In The Unknowable I use LISP to compare my work on incompleteness with that of G6del and Turing, and in The Limits of Mathematics I use LISP to discuss my work on incompleteness in more detail. In this book we'll use LISP to explore my theory of randomness, called algorithmic information theory (AIT). And when I say "explore" I mean it! This book is full of exercises for the reader, ranging from the mathematical equivalent oftrivial "fin ger warm-ups" for pianists, to substantial programming projects, to questions I can formulate precisely but don't know how to answer, to questions that I don't even know how to formulate precisely! I really want you to follow my example and hike offinto the wilder ness and explore AIT on your own! You can stay on the trails that I've blazed and explore the well-known part of AIT, or you can go off on your own and become a fellow researcher, a colleague of mine! One way or another, the goal of this book is to make you into a participant, not a passive observer of AlT. In other words, it's too easy to just listen to a recording of AIT, that's not the way to learn music.
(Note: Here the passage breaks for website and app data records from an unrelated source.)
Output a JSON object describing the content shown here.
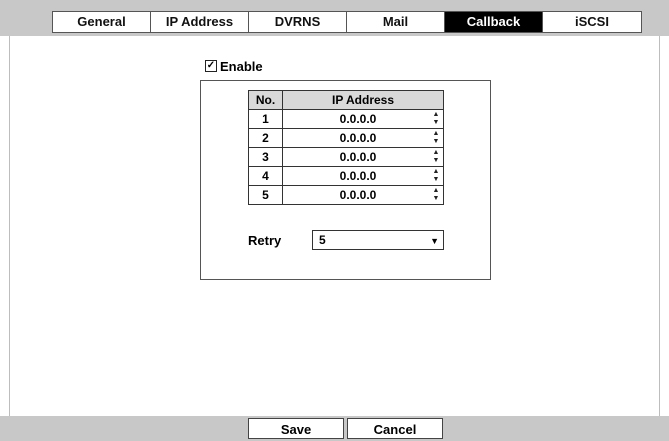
{
  "tabs": [
    {
      "label": "General"
    },
    {
      "label": "IP Address"
    },
    {
      "label": "DVRNS"
    },
    {
      "label": "Mail"
    },
    {
      "label": "Callback",
      "active": true
    },
    {
      "label": "iSCSI"
    }
  ],
  "enable": {
    "label": "Enable",
    "checked": true,
    "check_glyph": "✓"
  },
  "table": {
    "headers": {
      "no": "No.",
      "ip": "IP Address"
    },
    "rows": [
      {
        "no": "1",
        "ip": "0.0.0.0"
      },
      {
        "no": "2",
        "ip": "0.0.0.0"
      },
      {
        "no": "3",
        "ip": "0.0.0.0"
      },
      {
        "no": "4",
        "ip": "0.0.0.0"
      },
      {
        "no": "5",
        "ip": "0.0.0.0"
      }
    ],
    "spinner_icon": "up-down-spinner-icon"
  },
  "retry": {
    "label": "Retry",
    "value": "5",
    "dropdown_icon": "triangle-down-icon"
  },
  "buttons": {
    "save": "Save",
    "cancel": "Cancel"
  },
  "colors": {
    "active_tab_bg": "#000000",
    "bar_bg": "#c8c8c8",
    "header_bg": "#d9d9d9"
  }
}
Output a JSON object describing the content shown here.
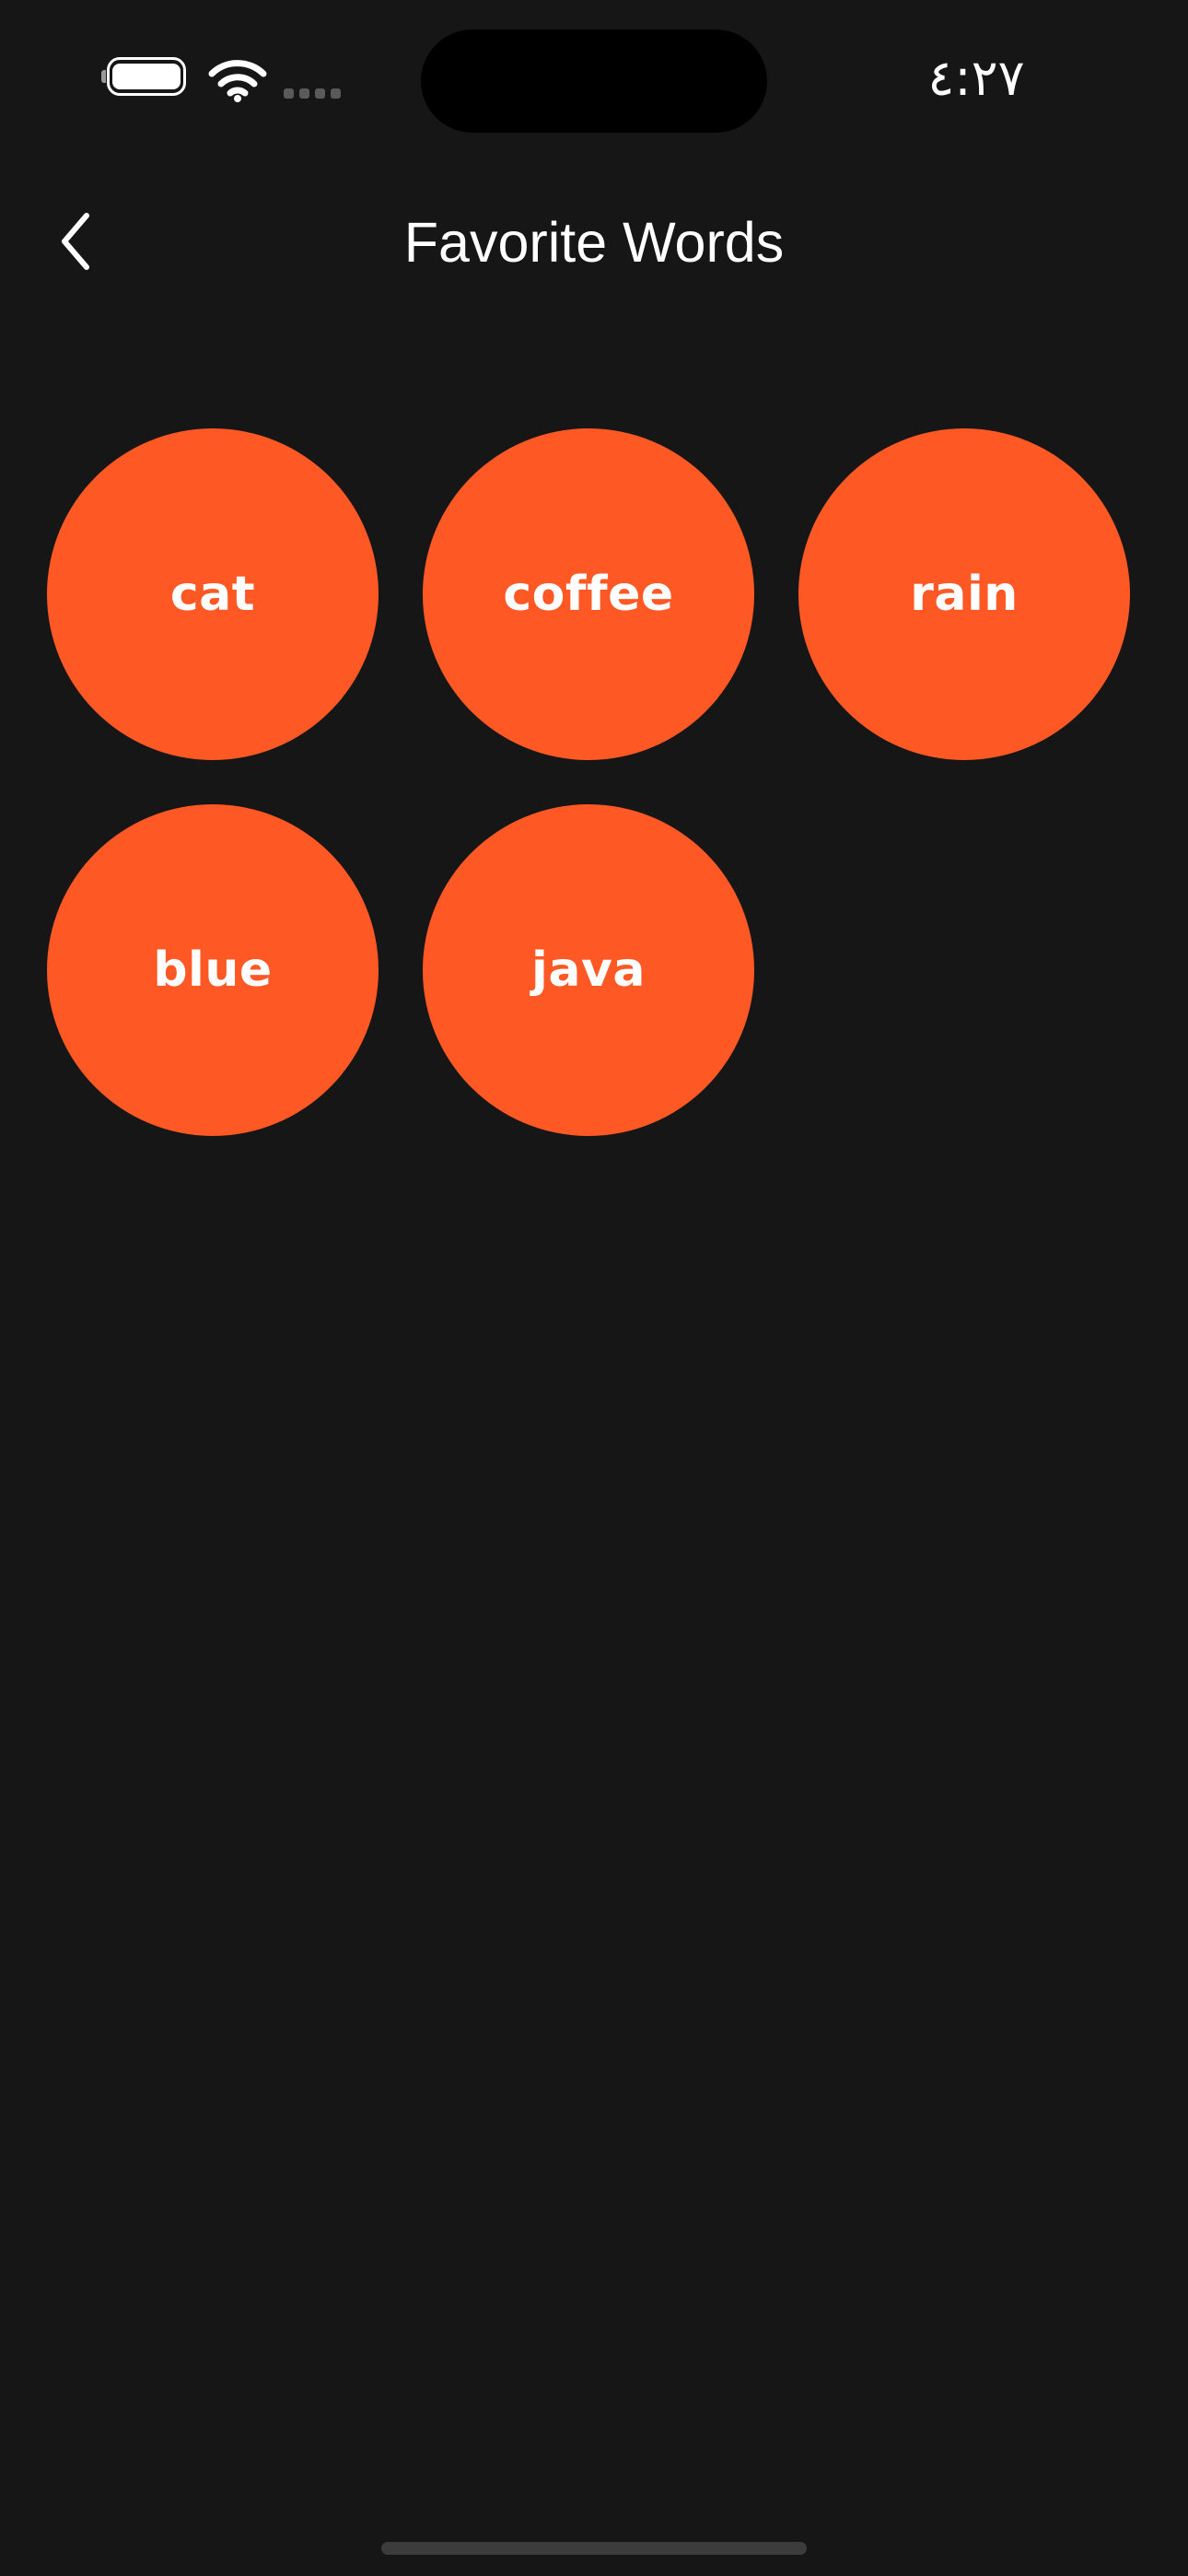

What people are saying - Write a review
Other editions - View all
a b c algorithmic information theory algorithmic probability already-scanned append bits argument assignment atom axiomatic system axioms binary data binary program bit string bound calculate Cantor car cdr cdr try Chaitin random chapter cons David Hilbert debug define definition diophantine equation element eval read-exp evaluate example extend-with-Os false formal axiomatic free-prefix free-space-pool G.J. Chaitin give given Godel graph halting probability halting problem Hilbert idea incompleteness infinite binary infinite sets irreducible mathematical Kraft inequality lambda limit LISP expression LISP interpreter log2 look loop main theorem make-assignments math minimum-size program n-bit not-yet-scanned Occam's razor oracle oracle machine output pairs physicists precisely primitive functions program-size complexity programming language proof read-bit real number relative complexity requirements set theory sets of S-expressions size-of-program smallest program Solovay there's true try no-time-limit Turing's universal Turing machine URL's words